(K) Sellers shall install drain spouts and gutters prior to closing, and the same shall be in working order at the time of closing."
The closing was set for December 19, 1984. On November 29, 1984, Charles Ollivier, a coplaintiff and attorney for the plaintiffs throughout this matter, wrote a letter to the defendants' attorney in which he requested the following modifications:
"Para. 11 (J)--Warranty. I have no disagreement with a specific limitation on the warranty, but it must survive the closing as such defects may not be directly or immediately apparent. I anticipate no problems in those areas as the Aldens voluntarily disclosed the leaks in the basement and the roof and, of course, because of the care with which they built. If they say they are fixed, I believe them.
I would like an additional condition, perhaps under para. 11(H): that at the time of closing there are no unresolved tenant complaints."
In response to Ollivier's letter, the defendants' attorney amended the guarantee contained in paragraph J to read:
"(J) Sellers guarantee that the roof and basement shall be free of leaks and that all utilities shall be in good working order at the time of closing; this guarantee shall not survive the closing for a period longer than 6 months thereafter. " (Emphasis added.)
Additionally, the defendants added the following line to paragraph H of the printed contract: "That there shall be no unresolved tenant complaints at the time of closing."
The sale was closed pursuant to the amended contract on December 20, 1984. Thereafter, the defendants attempted on at least four occasions to fix the leaks referred to in the contract, but they were unable to do so. In December 1985, the defendants refused to attempt any further repairs to the building. By 1986, paint which the defendants had applied to the original exterior pealed away, exposing some rotted wood. The plaintiffs also became aware of numerous other problems with the building.
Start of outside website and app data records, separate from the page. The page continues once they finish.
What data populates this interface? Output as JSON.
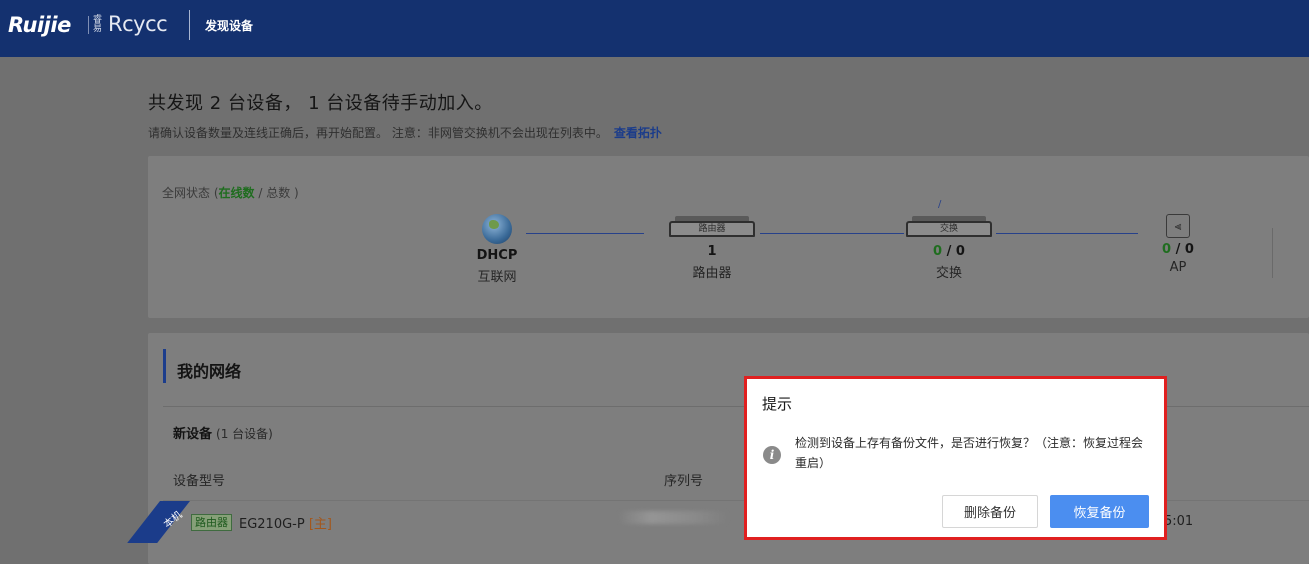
{
  "header": {
    "logo": "Ruijie",
    "logo_mark": "睿易",
    "brand2": "Rcycc",
    "page_name": "发现设备"
  },
  "summary": {
    "title": "共发现 2 台设备， 1 台设备待手动加入。",
    "note": "请确认设备数量及连线正确后，再开始配置。 注意：非网管交换机不会出现在列表中。",
    "topology_link": "查看拓扑"
  },
  "status": {
    "label_prefix": "全网状态 (",
    "label_online": "在线数",
    "label_suffix": "/ 总数 )",
    "internet": {
      "value": "DHCP",
      "label": "互联网"
    },
    "router": {
      "icon_text": "路由器",
      "value": "1",
      "label": "路由器"
    },
    "switch": {
      "icon_text": "交换",
      "online": "0",
      "total": "/ 0",
      "label": "交换"
    },
    "ap": {
      "online": "0",
      "total": "/ 0",
      "label": "AP"
    },
    "slash": "/"
  },
  "network": {
    "title": "我的网络",
    "new_devices_label": "新设备",
    "new_devices_count": "(1 台设备)",
    "columns": {
      "model": "设备型号",
      "serial": "序列号"
    },
    "row": {
      "ribbon": "本机",
      "type_tag": "路由器",
      "model": "EG210G-P",
      "role": "[主]",
      "time_fragment": "5:01"
    }
  },
  "dialog": {
    "title": "提示",
    "message": "检测到设备上存有备份文件，是否进行恢复？（注意：恢复过程会重启）",
    "delete_button": "删除备份",
    "restore_button": "恢复备份",
    "accent": "#4b8ef0",
    "highlight": "#e02020"
  }
}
The plaintiffs filed a two-count complaint against the defendants on December 21, 1990, alleging breach ofthe implied warranty of habitability and breach of contract. On June 7, 1991, the plaintiffs filed an amended ...